The molecular basis for thinking vitamin D has the potential to prevent cancer lies in its role in a wide range of cellular mechanisms central to the development of cancer. A study using data on over 4 million cancer patients from13 different countries showed a marked increase in some cancer risks in countries with less sun and another large study found correlations between vitamin D levels and cancer. The authors suggested that intake of an additional 1,000 international units (IU) (or 25 micrograms) of vitamin D daily reduced an individual’s colon cancer risk by 50%, and breast and ovarian cancer risks by 30%. Low levels of vitamin D in the blood stream have been correlated with breast cancer disease progression and bone metastases.
According to a recent study, having low levels of vitamin D is associated with a doubling of the risk of heart attacks in men and an even greater risk of dying from the cardiac condition. The findings, published in the journal Archives of Internal Medicine, may help shed light on why many people with no known risk factors, such as high blood pressure or smoking, inexplicably develop heart attacks. It also suggests it may be possible to reduce the incidence of the often fatal condition by the use of Vitamin D supplementation.
The possible link between vitamin D insufficiency and heart attacks is among a growing number of recent medical observations about the nutrient.
Mood and Depression
A number of studies have looked at the role of vitamin D and varying degrees of mood disorders and depression. These have shown that symptoms are worse when blood levels of vitamin D are low.
A major and well known biological function of Vitamin D is its effect on calcium and phosphorus absorption, essential for good bone health. However in one study 93% of patients suffering from persistent non-specific musculoskeletal pain were shown to be deficient in vitamin D. This suggests that low levels of vitamin D may be a factor in a range of conditions including bromyalgia.
How much vitamin D do I need?

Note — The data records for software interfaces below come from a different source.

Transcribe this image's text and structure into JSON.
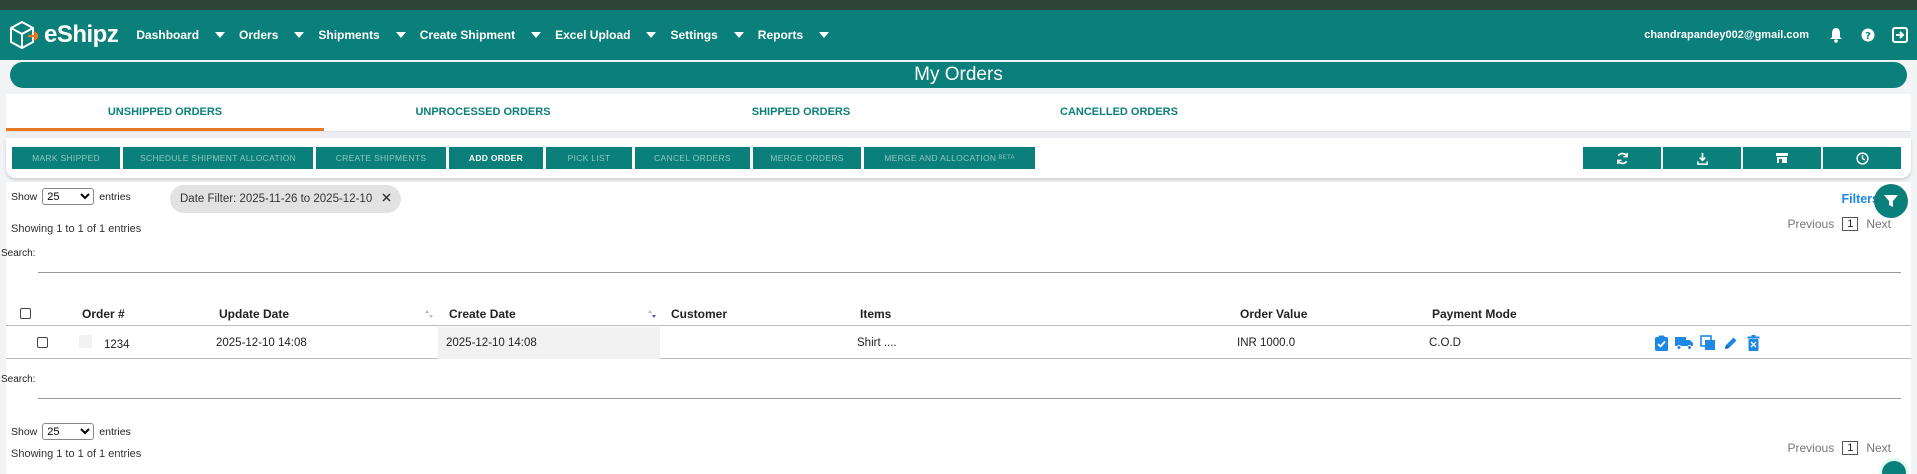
{
  "brand": {
    "name": "eShipz"
  },
  "nav": {
    "items": [
      "Dashboard",
      "Orders",
      "Shipments",
      "Create Shipment",
      "Excel Upload",
      "Settings",
      "Reports"
    ],
    "user_email": "chandrapandey002@gmail.com"
  },
  "page": {
    "title": "My Orders"
  },
  "tabs": [
    "UNSHIPPED ORDERS",
    "UNPROCESSED ORDERS",
    "SHIPPED ORDERS",
    "CANCELLED ORDERS"
  ],
  "toolbar": {
    "mark_shipped": "MARK SHIPPED",
    "schedule": "SCHEDULE SHIPMENT ALLOCATION",
    "create": "CREATE SHIPMENTS",
    "add": "ADD ORDER",
    "pick": "PICK LIST",
    "cancel": "CANCEL ORDERS",
    "merge": "MERGE ORDERS",
    "merge_alloc": "MERGE AND ALLOCATION",
    "beta": "BETA"
  },
  "table_controls": {
    "show_label": "Show",
    "entries_label": "entries",
    "page_length": "25",
    "date_filter": "Date Filter: 2025-11-26 to 2025-12-10",
    "filters_label": "Filters",
    "info_text": "Showing 1 to 1 of 1 entries",
    "previous": "Previous",
    "next": "Next",
    "page_num": "1",
    "search_label": "Search:"
  },
  "columns": [
    "Order #",
    "Update Date",
    "Create Date",
    "Customer",
    "Items",
    "Order Value",
    "Payment Mode"
  ],
  "rows": [
    {
      "order": "1234",
      "update_date": "2025-12-10 14:08",
      "create_date": "2025-12-10 14:08",
      "customer": "",
      "items": "Shirt ....",
      "order_value": "INR 1000.0",
      "payment_mode": "C.O.D"
    }
  ],
  "colors": {
    "primary": "#0b7f7a",
    "accent": "#e87722",
    "link": "#1e88e5",
    "action": "#1e88e5"
  },
  "icons": {
    "nav_right": [
      "bell-icon",
      "help-icon",
      "logout-icon"
    ],
    "toolbar_right": [
      "refresh-icon",
      "download-icon",
      "store-icon",
      "clock-icon"
    ],
    "row_actions": [
      "clipboard-check-icon",
      "truck-icon",
      "copy-icon",
      "edit-icon",
      "delete-icon"
    ]
  }
}
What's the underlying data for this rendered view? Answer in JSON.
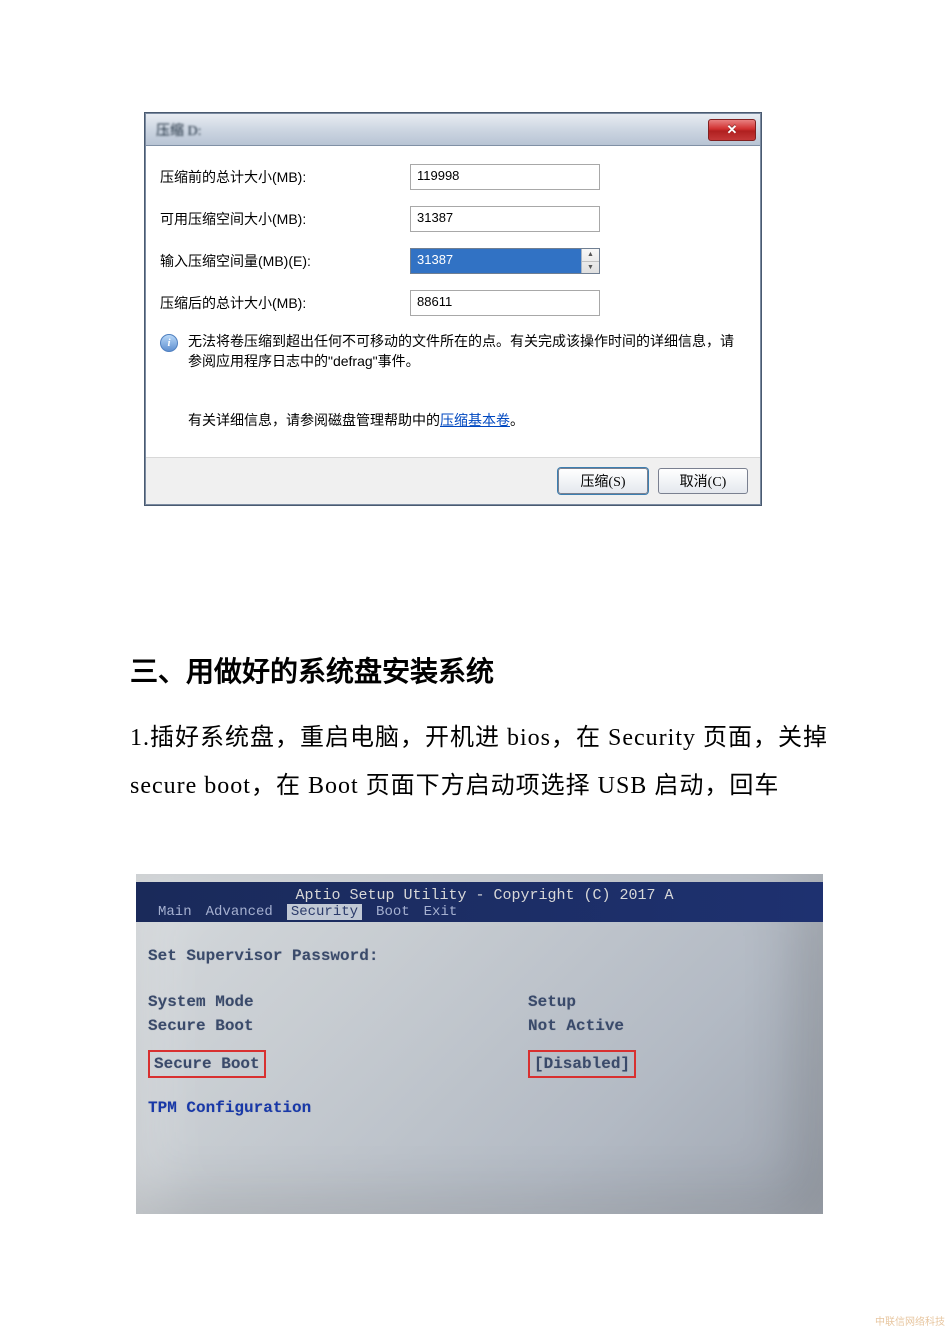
{
  "dialog": {
    "title": "压缩 D:",
    "close_glyph": "✕",
    "rows": {
      "total_before": {
        "label": "压缩前的总计大小(MB):",
        "value": "119998"
      },
      "available": {
        "label": "可用压缩空间大小(MB):",
        "value": "31387"
      },
      "input_amount": {
        "label": "输入压缩空间量(MB)(E):",
        "value": "31387"
      },
      "total_after": {
        "label": "压缩后的总计大小(MB):",
        "value": "88611"
      }
    },
    "info1": "无法将卷压缩到超出任何不可移动的文件所在的点。有关完成该操作时间的详细信息，请参阅应用程序日志中的\"defrag\"事件。",
    "info2_prefix": "有关详细信息，请参阅磁盘管理帮助中的",
    "info2_link": "压缩基本卷",
    "info2_suffix": "。",
    "btn_shrink": "压缩(S)",
    "btn_cancel": "取消(C)"
  },
  "doc": {
    "heading": "三、用做好的系统盘安装系统",
    "para": "1.插好系统盘，重启电脑，开机进 bios，在 Security 页面，关掉 secure boot，在 Boot 页面下方启动项选择 USB 启动，回车"
  },
  "bios": {
    "copyright": "Aptio Setup Utility - Copyright (C) 2017 A",
    "tabs": {
      "main": "Main",
      "advanced": "Advanced",
      "security": "Security",
      "boot": "Boot",
      "exit": "Exit"
    },
    "rows": {
      "set_supervisor": "Set Supervisor Password:",
      "system_mode": {
        "label": "System Mode",
        "value": "Setup"
      },
      "secure_boot_status": {
        "label": "Secure Boot",
        "value": "Not Active"
      },
      "secure_boot_toggle": {
        "label": "Secure Boot",
        "value": "[Disabled]"
      },
      "tpm": "TPM Configuration"
    }
  },
  "watermark": "中联信网络科技"
}
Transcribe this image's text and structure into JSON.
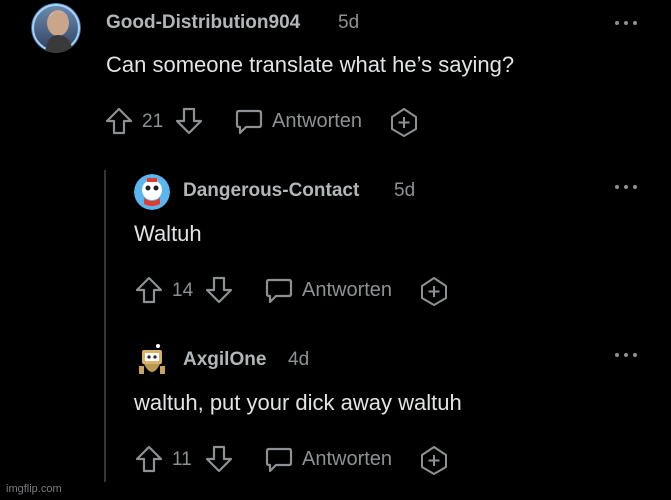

Most people should be able to get all the vitamin D they need from their diet and by getting a little sun.
However our ability to get it from the sun diminishes the further north you are from the equator. So from October to March we cannot synthesise vitamin D from sunlight and there is a strong suggestion to supplement it.
The above studies and many like them have led agencies to make recommendations as regards supplementation. For example, in 2007 the Canadian Cancer Society recommended that adults living in Canada should consider taking Vitamin D supplementation of 1,000 international units (IU) a day during the autumn and winter.
Information from the Food Standards Agency suggests that if you are pregnant or breastfeeding you should take 10 micrograms (400 IU) of vitamin D each day. Older people should also consider taking 10 micrograms (400 IU) of vitamin D each day.
You might be particularly short of vitamin D, and so might want to think about taking 10 micrograms (400 IU) of vitamin D each day, if you:
■ Asian origin
■ Always cover up all your skin when you’re outside or rarely get outdoors
■ Eat no meat or oily fish
■ Elderly – as we age, our skins ability to convert Vitamin D to its active form decreases.
Fatty fish such as salmon are natural sources of vitamin D. It is also found in eggs and fortified foods such as breakfast cereals and powdered milk.
What contribution can diet make?
Natural sources of vitamin D such as: (yes, oily fish again!!)
- Catfish, 85g provides 425 IU
- Salmon, cooked, 100g provides 360 IU
- Mackerel, cooked, 100g 345 IU
- Sardines, canned in oil, drained, 50g 250 IU
- A whole egg provides 20 IU if egg weighs 60g
- Fish liver oils, such as cod liver oil, 1 Tbs. (15 ml) provides 1360 IU
- Mushrooms are the only vegan source of vitamin D (besides UV light or sunlight exposure).100g provides: (regular) 14 IU (0.14 IU/g), (exposed to UV) 500 IU
If your body cannot produce enough vitamin D because of insufficient sunlight exposure you will need to obtain it from foods and perhaps supplements. Experts say that people with a high risk of vitamin D deficiency should consume 400 – 1000 IU of vitamin D each day so that there is a good level of vitamin D in the bloodstream.
Elderly people, as well as people with dark skin should consume extra vitamin D for good health. The best source is summer sunlight but remember, when summer comes and you’re out in the sun, take care not to burn.
If you have any questions related to this article or wish to discuss vitamin D testing please feel free to contact me on 07956541928